**Task description:** Each line of the entries below that holds "产品空间" is needed, copied in full.
++++++++
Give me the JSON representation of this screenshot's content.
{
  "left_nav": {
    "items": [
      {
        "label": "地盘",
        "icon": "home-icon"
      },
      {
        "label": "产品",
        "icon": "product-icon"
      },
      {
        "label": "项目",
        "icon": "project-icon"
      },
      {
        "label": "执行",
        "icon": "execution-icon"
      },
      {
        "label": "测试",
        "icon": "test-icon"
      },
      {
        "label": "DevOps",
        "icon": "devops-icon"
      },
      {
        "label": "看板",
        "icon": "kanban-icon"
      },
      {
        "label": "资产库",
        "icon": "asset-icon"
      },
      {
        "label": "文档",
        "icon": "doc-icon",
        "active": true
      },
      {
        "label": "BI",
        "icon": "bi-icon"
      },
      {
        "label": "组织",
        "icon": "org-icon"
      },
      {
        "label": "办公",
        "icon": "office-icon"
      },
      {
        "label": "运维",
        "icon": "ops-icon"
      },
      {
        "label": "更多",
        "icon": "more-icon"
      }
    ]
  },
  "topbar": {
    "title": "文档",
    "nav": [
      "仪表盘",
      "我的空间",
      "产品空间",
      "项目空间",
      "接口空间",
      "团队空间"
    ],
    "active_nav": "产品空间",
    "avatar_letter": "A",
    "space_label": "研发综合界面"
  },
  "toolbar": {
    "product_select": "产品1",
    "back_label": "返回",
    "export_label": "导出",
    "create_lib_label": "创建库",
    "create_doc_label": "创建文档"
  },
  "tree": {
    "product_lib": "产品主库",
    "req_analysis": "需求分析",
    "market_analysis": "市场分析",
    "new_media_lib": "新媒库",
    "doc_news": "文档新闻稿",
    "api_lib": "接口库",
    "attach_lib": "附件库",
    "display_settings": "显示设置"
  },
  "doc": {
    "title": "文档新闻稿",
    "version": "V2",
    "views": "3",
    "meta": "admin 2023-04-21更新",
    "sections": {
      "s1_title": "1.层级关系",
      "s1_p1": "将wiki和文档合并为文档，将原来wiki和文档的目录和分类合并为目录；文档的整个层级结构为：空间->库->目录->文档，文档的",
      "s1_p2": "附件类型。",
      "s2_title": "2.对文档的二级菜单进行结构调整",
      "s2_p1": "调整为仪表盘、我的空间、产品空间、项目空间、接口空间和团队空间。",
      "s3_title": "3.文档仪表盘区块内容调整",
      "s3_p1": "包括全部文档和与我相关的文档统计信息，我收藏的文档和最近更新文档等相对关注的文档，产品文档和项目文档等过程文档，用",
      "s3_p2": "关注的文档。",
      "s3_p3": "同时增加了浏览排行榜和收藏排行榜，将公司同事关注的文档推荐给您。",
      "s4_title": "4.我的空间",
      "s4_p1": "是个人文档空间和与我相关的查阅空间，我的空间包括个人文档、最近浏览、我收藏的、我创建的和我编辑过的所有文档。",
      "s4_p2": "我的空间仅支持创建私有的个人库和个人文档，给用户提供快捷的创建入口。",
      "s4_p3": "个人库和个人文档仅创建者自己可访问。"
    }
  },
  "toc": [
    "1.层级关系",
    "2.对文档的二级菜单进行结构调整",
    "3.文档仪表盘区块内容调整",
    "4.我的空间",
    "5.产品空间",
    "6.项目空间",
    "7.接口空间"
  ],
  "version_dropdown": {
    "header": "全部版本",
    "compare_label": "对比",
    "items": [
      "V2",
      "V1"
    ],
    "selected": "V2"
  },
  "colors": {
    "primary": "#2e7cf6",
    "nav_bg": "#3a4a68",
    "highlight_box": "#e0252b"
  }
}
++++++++
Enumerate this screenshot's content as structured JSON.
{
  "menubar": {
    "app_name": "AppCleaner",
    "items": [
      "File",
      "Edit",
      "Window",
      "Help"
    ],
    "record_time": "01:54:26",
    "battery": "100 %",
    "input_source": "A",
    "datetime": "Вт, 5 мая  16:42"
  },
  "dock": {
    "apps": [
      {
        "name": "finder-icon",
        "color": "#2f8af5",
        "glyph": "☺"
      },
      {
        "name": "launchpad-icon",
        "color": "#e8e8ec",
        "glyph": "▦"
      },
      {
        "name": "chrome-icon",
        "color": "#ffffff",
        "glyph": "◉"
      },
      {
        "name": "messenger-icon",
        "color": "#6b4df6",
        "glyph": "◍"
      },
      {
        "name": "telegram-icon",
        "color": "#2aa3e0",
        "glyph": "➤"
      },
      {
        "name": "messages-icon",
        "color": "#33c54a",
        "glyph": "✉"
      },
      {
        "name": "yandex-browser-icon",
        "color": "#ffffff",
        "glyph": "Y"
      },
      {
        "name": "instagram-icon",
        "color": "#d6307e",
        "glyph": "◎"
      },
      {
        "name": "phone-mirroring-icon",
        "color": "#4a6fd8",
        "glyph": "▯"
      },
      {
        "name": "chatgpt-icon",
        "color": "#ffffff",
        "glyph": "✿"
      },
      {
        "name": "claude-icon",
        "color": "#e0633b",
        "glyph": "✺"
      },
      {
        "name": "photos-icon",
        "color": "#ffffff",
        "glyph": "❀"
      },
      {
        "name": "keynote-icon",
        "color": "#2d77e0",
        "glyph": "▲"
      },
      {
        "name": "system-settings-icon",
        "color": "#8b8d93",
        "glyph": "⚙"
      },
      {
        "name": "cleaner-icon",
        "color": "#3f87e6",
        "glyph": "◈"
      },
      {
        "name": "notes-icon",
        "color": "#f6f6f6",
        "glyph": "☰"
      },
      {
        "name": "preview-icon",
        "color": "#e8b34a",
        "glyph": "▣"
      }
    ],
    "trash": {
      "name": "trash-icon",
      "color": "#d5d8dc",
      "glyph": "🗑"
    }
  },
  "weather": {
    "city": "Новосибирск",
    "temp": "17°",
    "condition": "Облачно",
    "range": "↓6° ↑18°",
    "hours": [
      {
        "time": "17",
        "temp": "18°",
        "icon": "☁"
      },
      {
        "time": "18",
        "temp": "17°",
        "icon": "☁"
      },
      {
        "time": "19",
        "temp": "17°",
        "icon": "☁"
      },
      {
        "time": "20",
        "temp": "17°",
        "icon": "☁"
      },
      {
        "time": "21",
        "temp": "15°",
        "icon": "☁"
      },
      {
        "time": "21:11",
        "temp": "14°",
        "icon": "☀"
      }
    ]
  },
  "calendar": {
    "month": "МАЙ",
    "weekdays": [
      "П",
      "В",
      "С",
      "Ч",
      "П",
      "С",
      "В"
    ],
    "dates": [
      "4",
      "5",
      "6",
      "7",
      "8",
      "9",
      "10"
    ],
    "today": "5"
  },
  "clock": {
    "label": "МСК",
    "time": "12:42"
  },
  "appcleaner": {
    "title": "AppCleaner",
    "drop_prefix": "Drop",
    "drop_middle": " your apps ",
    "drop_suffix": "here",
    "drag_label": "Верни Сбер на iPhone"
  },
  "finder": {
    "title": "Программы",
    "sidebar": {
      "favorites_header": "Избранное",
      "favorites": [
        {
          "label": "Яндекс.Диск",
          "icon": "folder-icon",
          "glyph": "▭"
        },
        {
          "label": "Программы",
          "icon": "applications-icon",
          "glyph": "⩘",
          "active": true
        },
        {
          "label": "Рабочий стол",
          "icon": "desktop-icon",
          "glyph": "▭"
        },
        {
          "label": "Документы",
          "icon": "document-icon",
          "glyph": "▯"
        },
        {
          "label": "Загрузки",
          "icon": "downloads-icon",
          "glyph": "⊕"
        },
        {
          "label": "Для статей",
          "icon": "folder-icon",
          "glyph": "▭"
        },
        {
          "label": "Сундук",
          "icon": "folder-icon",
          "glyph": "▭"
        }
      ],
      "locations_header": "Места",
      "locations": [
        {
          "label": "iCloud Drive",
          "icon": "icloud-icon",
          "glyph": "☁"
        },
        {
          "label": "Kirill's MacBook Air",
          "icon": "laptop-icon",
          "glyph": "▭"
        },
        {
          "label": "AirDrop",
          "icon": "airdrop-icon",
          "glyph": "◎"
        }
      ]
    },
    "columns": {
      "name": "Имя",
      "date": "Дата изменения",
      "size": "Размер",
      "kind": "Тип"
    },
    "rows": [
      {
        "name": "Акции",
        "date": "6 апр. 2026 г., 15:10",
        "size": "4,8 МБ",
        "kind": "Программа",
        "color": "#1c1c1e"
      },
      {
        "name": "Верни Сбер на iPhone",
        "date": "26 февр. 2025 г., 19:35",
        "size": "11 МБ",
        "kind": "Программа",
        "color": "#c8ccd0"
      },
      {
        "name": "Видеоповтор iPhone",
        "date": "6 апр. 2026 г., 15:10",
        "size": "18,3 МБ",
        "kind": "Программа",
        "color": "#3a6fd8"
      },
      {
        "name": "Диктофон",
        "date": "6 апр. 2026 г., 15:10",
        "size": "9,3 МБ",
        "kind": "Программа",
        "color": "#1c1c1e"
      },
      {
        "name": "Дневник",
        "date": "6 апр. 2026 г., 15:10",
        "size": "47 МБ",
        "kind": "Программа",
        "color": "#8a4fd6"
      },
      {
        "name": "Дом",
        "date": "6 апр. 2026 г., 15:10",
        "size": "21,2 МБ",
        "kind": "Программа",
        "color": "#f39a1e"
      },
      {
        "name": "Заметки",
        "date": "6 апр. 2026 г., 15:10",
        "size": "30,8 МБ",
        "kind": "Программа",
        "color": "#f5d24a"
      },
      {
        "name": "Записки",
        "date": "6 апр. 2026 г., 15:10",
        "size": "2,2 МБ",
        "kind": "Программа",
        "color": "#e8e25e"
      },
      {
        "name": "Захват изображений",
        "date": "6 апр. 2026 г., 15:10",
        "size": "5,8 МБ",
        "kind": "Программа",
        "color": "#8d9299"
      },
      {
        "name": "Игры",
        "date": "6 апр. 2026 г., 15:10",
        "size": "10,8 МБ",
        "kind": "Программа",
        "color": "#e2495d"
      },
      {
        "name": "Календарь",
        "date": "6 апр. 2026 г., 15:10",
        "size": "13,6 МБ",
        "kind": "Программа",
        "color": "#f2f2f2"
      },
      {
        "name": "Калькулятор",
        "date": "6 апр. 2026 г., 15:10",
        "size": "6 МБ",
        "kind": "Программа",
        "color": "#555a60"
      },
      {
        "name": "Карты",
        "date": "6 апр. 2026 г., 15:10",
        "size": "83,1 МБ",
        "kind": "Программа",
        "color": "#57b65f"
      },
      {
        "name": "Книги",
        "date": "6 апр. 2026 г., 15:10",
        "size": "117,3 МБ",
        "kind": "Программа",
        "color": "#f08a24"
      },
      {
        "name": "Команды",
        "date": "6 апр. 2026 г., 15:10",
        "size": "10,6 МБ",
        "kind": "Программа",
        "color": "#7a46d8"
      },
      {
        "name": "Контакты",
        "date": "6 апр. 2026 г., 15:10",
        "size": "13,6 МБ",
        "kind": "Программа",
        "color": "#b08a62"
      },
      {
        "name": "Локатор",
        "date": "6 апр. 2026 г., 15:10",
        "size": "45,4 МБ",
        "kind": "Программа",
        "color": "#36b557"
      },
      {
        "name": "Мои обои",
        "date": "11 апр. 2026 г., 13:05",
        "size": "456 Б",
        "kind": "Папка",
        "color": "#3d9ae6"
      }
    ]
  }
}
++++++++
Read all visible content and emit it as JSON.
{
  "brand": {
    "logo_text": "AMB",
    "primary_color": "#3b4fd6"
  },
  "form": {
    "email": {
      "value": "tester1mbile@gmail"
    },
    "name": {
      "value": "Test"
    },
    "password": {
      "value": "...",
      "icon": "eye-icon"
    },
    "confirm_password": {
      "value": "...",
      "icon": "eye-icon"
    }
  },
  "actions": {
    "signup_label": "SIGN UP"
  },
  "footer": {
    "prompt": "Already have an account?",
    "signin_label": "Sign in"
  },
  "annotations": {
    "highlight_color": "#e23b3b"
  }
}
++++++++
**Exercise solution:**
      "产品空间",
    "active_nav": "产品空间",
      "s2_p1": "调整为仪表盘、我的空间、产品空间、项目空间、接口空间和团队空间。",
    "5.产品空间",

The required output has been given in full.